aka “See Rule Number One”
So why did you sit down with an idea, copious amounts of coffee (or Diet Coke. Or Red Bull), and perhaps a pad full of scribbled notes? Why did you stay up waaaaay past your bedtime because you had to “get this down because they’re talking to me and I don’t want to forget this” (When characters start doing and saying things without your authorization, you are on the right track, my friend)? Why do you periodically get up, walk around and talk to yourself because you’re trying out dialogue (Yes, I do this)?
When I find myself thinking “Aw, Man, this is just too hard” I remember that Jane Austen, the Brontes, and Tolstoy didn’t have typewriters, let alone a laptop, Word, and a backspace key (my favorite friggin’ key. Delete, delete, delete). Hell, Tolstoy wrote War and Peace in longhand and that thing’s the size of… War and Peace. He was an obsessive re-writer and I’ve heard that his editor had to engage in tug of war to get his manuscripts from him. Nine drafts. Of War and Peace. And I want to whine over 100,000 words. I’ll shut up.

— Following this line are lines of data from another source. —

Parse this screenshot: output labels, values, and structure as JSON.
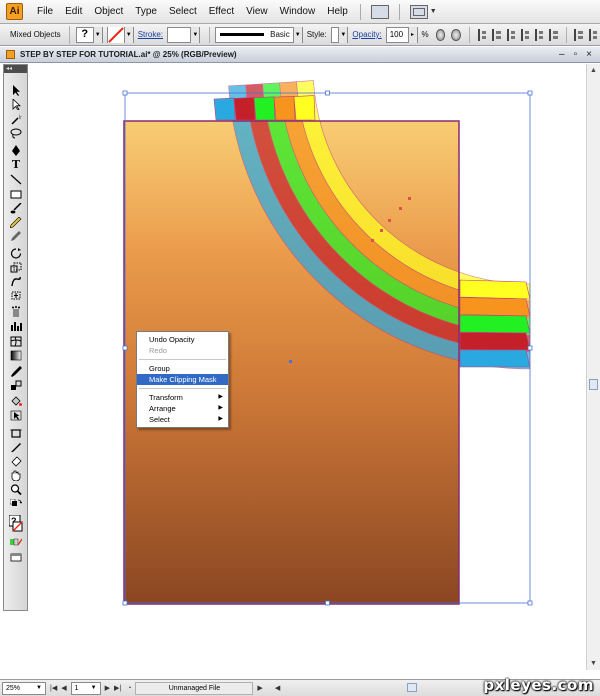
{
  "menubar": {
    "logo": "Ai",
    "items": [
      "File",
      "Edit",
      "Object",
      "Type",
      "Select",
      "Effect",
      "View",
      "Window",
      "Help"
    ]
  },
  "controlbar": {
    "selection_label": "Mixed Objects",
    "fill_swatch": "?",
    "stroke_label": "Stroke:",
    "brush_label": "Basic",
    "style_label": "Style:",
    "opacity_label": "Opacity:",
    "opacity_value": "100",
    "opacity_unit": "%"
  },
  "document": {
    "title": "STEP BY STEP FOR TUTORIAL.ai* @ 25% (RGB/Preview)",
    "controls": [
      "–",
      "▫",
      "×"
    ],
    "toolbox_grip": "◂◂"
  },
  "context_menu": {
    "items": [
      {
        "label": "Undo Opacity",
        "state": "normal",
        "submenu": false
      },
      {
        "label": "Redo",
        "state": "disabled",
        "submenu": false
      },
      {
        "separator": true
      },
      {
        "label": "Group",
        "state": "normal",
        "submenu": false
      },
      {
        "label": "Make Clipping Mask",
        "state": "highlighted",
        "submenu": false
      },
      {
        "separator": true
      },
      {
        "label": "Transform",
        "state": "normal",
        "submenu": true
      },
      {
        "label": "Arrange",
        "state": "normal",
        "submenu": true
      },
      {
        "label": "Select",
        "state": "normal",
        "submenu": true
      }
    ]
  },
  "statusbar": {
    "zoom": "25%",
    "page": "1",
    "status_text": "Unmanaged File"
  },
  "artwork": {
    "bands": [
      "#ffff22",
      "#f7941d",
      "#22f022",
      "#c4202a",
      "#2aa9e0"
    ],
    "selection_color": "#4a72d0",
    "artboard_color": "#b0307a"
  },
  "watermark": "pxleyes.com"
}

You are your first audience. Eventually, if you please that audience, others will join it.
Don’t worry about what’s selling, what other people might think; that’s how we start getting cookie cutter culture. Harry Potter was rejected all over Creation but once he was a hit, then we got wizards and extraordinary teens doing supernatural things (like Percy Jackson or the Mortal Instruments gang). “Twilight” hit and we now find our culture up to our necks in vampires. Your story about a hedgehog that becomes Donald Trump’s hairpiece could be the cause of another cultural fad.
I’ve found a lot of critics who will happily tell you what to do and how to do it (and especially what you’re doing wrong), but lack the sand to undertake your project themselves.
(Mamas: time to cover your kids’ eyes. yeah sure, like they’re reading this)
Fuck ’em. I’m part of the Author’s Forum on Goodreads and someone posted the topic “Why Do We Write?” I forget what I wrote. I know in one response, I quoted the following:
Someone decided he didn’t like my answer and replied with “Why not write for God’s glory?”
Newbie, should your story about the ambitious hedgehog run into similar critics, cordially invite them to “write your own damned story.” Do it with a smile.
The bottom line, Newbie?
1) Never give up
2)Write to please yourself
3) Be fearless
4) Never give up
And one of my favorite all-time quotes from Henry David Thoreau:
I wish you the very best. Now, go write.